2. The other thing is, I don't understand littering. I really don't. Perhaps it was just beaten into me as a kid. Perhaps there were better programs directed at kids when I was growing up. I recall the St. John's Clean and Beautiful program that worked hard with kids to get them not to litter. I remember CBC running a program getting schools to adopt car wrecks so they could get them towed off to the dump that was phenomenally successful.

But that's just the way I've grown up. I can't conceive of taking a piece of garbage and throwing it on the ground. I'm the guy who takes an ice cream wrapper and stuff it in his pants pocket because there's no garbage can nearby. Or will chase a receipt that slipped out of my hand across a parking lot. That's just who I am.

So I don't get a person that can toss a plastic bag out of the car, or throw a chocolate bar wrapper on the ground or idly cast a pop can away after finishing it. It takes literally no extra effort to hold onto it a bit longer until you can put it away properly. It's a level of laziness, carelessness and thoughtlessness I am unable to conceive of. It's beyond baffling to me.

I know some litter is inevitable. Bags break, you drop stuff and don't notice it...things like that. But there's no way all the garbage picked up today made it to where it was by accident.

It's just one of those deeply frustrating things for me. I'm glad to see so many people out trying to clean up their community today. I just don't know why they were needed in the first place.

Last Five
1. Isolation - Snow Patrol
2. Dirty life and times - Warren Zevon*
3. Love of the common people (live) - Bruce Springsteen
4. I'm free - The Who
5. Travelling woman - Bat For Lashes


Anonymous said...

Diapers by the shoreline. The height of laziness. Paul

Morena said...

I think the litter up here is much worse than the average city for exactly the reasons you described. Eveyone just throws their garbage on the ground. It drives me crazy too. And it makes me insane when I see people walking by my house and throwing stuff in my yard.

It may help if the town had garbage cans anywhere other than in front of the northern which are usually overflowing. At least those seem to get used.
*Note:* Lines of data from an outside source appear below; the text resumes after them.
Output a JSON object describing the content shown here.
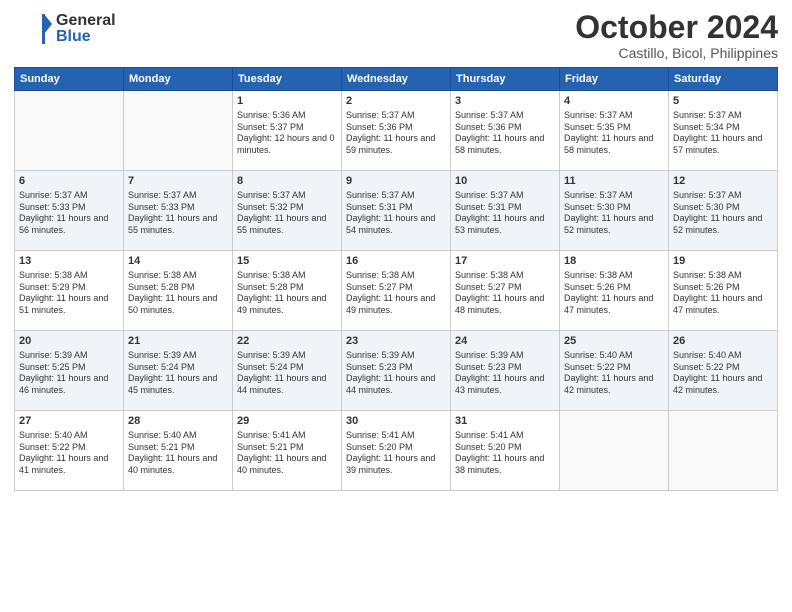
{
  "header": {
    "logo_general": "General",
    "logo_blue": "Blue",
    "month": "October 2024",
    "location": "Castillo, Bicol, Philippines"
  },
  "days_of_week": [
    "Sunday",
    "Monday",
    "Tuesday",
    "Wednesday",
    "Thursday",
    "Friday",
    "Saturday"
  ],
  "weeks": [
    [
      {
        "day": "",
        "sunrise": "",
        "sunset": "",
        "daylight": ""
      },
      {
        "day": "",
        "sunrise": "",
        "sunset": "",
        "daylight": ""
      },
      {
        "day": "1",
        "sunrise": "Sunrise: 5:36 AM",
        "sunset": "Sunset: 5:37 PM",
        "daylight": "Daylight: 12 hours and 0 minutes."
      },
      {
        "day": "2",
        "sunrise": "Sunrise: 5:37 AM",
        "sunset": "Sunset: 5:36 PM",
        "daylight": "Daylight: 11 hours and 59 minutes."
      },
      {
        "day": "3",
        "sunrise": "Sunrise: 5:37 AM",
        "sunset": "Sunset: 5:36 PM",
        "daylight": "Daylight: 11 hours and 58 minutes."
      },
      {
        "day": "4",
        "sunrise": "Sunrise: 5:37 AM",
        "sunset": "Sunset: 5:35 PM",
        "daylight": "Daylight: 11 hours and 58 minutes."
      },
      {
        "day": "5",
        "sunrise": "Sunrise: 5:37 AM",
        "sunset": "Sunset: 5:34 PM",
        "daylight": "Daylight: 11 hours and 57 minutes."
      }
    ],
    [
      {
        "day": "6",
        "sunrise": "Sunrise: 5:37 AM",
        "sunset": "Sunset: 5:33 PM",
        "daylight": "Daylight: 11 hours and 56 minutes."
      },
      {
        "day": "7",
        "sunrise": "Sunrise: 5:37 AM",
        "sunset": "Sunset: 5:33 PM",
        "daylight": "Daylight: 11 hours and 55 minutes."
      },
      {
        "day": "8",
        "sunrise": "Sunrise: 5:37 AM",
        "sunset": "Sunset: 5:32 PM",
        "daylight": "Daylight: 11 hours and 55 minutes."
      },
      {
        "day": "9",
        "sunrise": "Sunrise: 5:37 AM",
        "sunset": "Sunset: 5:31 PM",
        "daylight": "Daylight: 11 hours and 54 minutes."
      },
      {
        "day": "10",
        "sunrise": "Sunrise: 5:37 AM",
        "sunset": "Sunset: 5:31 PM",
        "daylight": "Daylight: 11 hours and 53 minutes."
      },
      {
        "day": "11",
        "sunrise": "Sunrise: 5:37 AM",
        "sunset": "Sunset: 5:30 PM",
        "daylight": "Daylight: 11 hours and 52 minutes."
      },
      {
        "day": "12",
        "sunrise": "Sunrise: 5:37 AM",
        "sunset": "Sunset: 5:30 PM",
        "daylight": "Daylight: 11 hours and 52 minutes."
      }
    ],
    [
      {
        "day": "13",
        "sunrise": "Sunrise: 5:38 AM",
        "sunset": "Sunset: 5:29 PM",
        "daylight": "Daylight: 11 hours and 51 minutes."
      },
      {
        "day": "14",
        "sunrise": "Sunrise: 5:38 AM",
        "sunset": "Sunset: 5:28 PM",
        "daylight": "Daylight: 11 hours and 50 minutes."
      },
      {
        "day": "15",
        "sunrise": "Sunrise: 5:38 AM",
        "sunset": "Sunset: 5:28 PM",
        "daylight": "Daylight: 11 hours and 49 minutes."
      },
      {
        "day": "16",
        "sunrise": "Sunrise: 5:38 AM",
        "sunset": "Sunset: 5:27 PM",
        "daylight": "Daylight: 11 hours and 49 minutes."
      },
      {
        "day": "17",
        "sunrise": "Sunrise: 5:38 AM",
        "sunset": "Sunset: 5:27 PM",
        "daylight": "Daylight: 11 hours and 48 minutes."
      },
      {
        "day": "18",
        "sunrise": "Sunrise: 5:38 AM",
        "sunset": "Sunset: 5:26 PM",
        "daylight": "Daylight: 11 hours and 47 minutes."
      },
      {
        "day": "19",
        "sunrise": "Sunrise: 5:38 AM",
        "sunset": "Sunset: 5:26 PM",
        "daylight": "Daylight: 11 hours and 47 minutes."
      }
    ],
    [
      {
        "day": "20",
        "sunrise": "Sunrise: 5:39 AM",
        "sunset": "Sunset: 5:25 PM",
        "daylight": "Daylight: 11 hours and 46 minutes."
      },
      {
        "day": "21",
        "sunrise": "Sunrise: 5:39 AM",
        "sunset": "Sunset: 5:24 PM",
        "daylight": "Daylight: 11 hours and 45 minutes."
      },
      {
        "day": "22",
        "sunrise": "Sunrise: 5:39 AM",
        "sunset": "Sunset: 5:24 PM",
        "daylight": "Daylight: 11 hours and 44 minutes."
      },
      {
        "day": "23",
        "sunrise": "Sunrise: 5:39 AM",
        "sunset": "Sunset: 5:23 PM",
        "daylight": "Daylight: 11 hours and 44 minutes."
      },
      {
        "day": "24",
        "sunrise": "Sunrise: 5:39 AM",
        "sunset": "Sunset: 5:23 PM",
        "daylight": "Daylight: 11 hours and 43 minutes."
      },
      {
        "day": "25",
        "sunrise": "Sunrise: 5:40 AM",
        "sunset": "Sunset: 5:22 PM",
        "daylight": "Daylight: 11 hours and 42 minutes."
      },
      {
        "day": "26",
        "sunrise": "Sunrise: 5:40 AM",
        "sunset": "Sunset: 5:22 PM",
        "daylight": "Daylight: 11 hours and 42 minutes."
      }
    ],
    [
      {
        "day": "27",
        "sunrise": "Sunrise: 5:40 AM",
        "sunset": "Sunset: 5:22 PM",
        "daylight": "Daylight: 11 hours and 41 minutes."
      },
      {
        "day": "28",
        "sunrise": "Sunrise: 5:40 AM",
        "sunset": "Sunset: 5:21 PM",
        "daylight": "Daylight: 11 hours and 40 minutes."
      },
      {
        "day": "29",
        "sunrise": "Sunrise: 5:41 AM",
        "sunset": "Sunset: 5:21 PM",
        "daylight": "Daylight: 11 hours and 40 minutes."
      },
      {
        "day": "30",
        "sunrise": "Sunrise: 5:41 AM",
        "sunset": "Sunset: 5:20 PM",
        "daylight": "Daylight: 11 hours and 39 minutes."
      },
      {
        "day": "31",
        "sunrise": "Sunrise: 5:41 AM",
        "sunset": "Sunset: 5:20 PM",
        "daylight": "Daylight: 11 hours and 38 minutes."
      },
      {
        "day": "",
        "sunrise": "",
        "sunset": "",
        "daylight": ""
      },
      {
        "day": "",
        "sunrise": "",
        "sunset": "",
        "daylight": ""
      }
    ]
  ]
}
Nunavummiut Jaime said...

The litter clean up thing wasn't even announced at my work. I didn't know it was going on until about 11am. I'm sure lots can be said about THAT.

Anonymous said...

In St John's a major problem with many of the new subdivisions is the contractors and developers leave a mess behind during the construction and never get around to cleaning up. You can go around any of the subdivisions built in last five years and if you look near a greenbelt you will find lots of construction supply packaging. Its ridiculous..

SRD said...

All good points, and you were obviously well brought (and a good person), but I still remember driving off the ferry in the 70s, and how noticeable the litter was immediately - not to mention the wrecks. Nfld definitely had more of a litter problem -- especially the 'out the car window' thing -- than much of the mainland through at least through the mid-80s.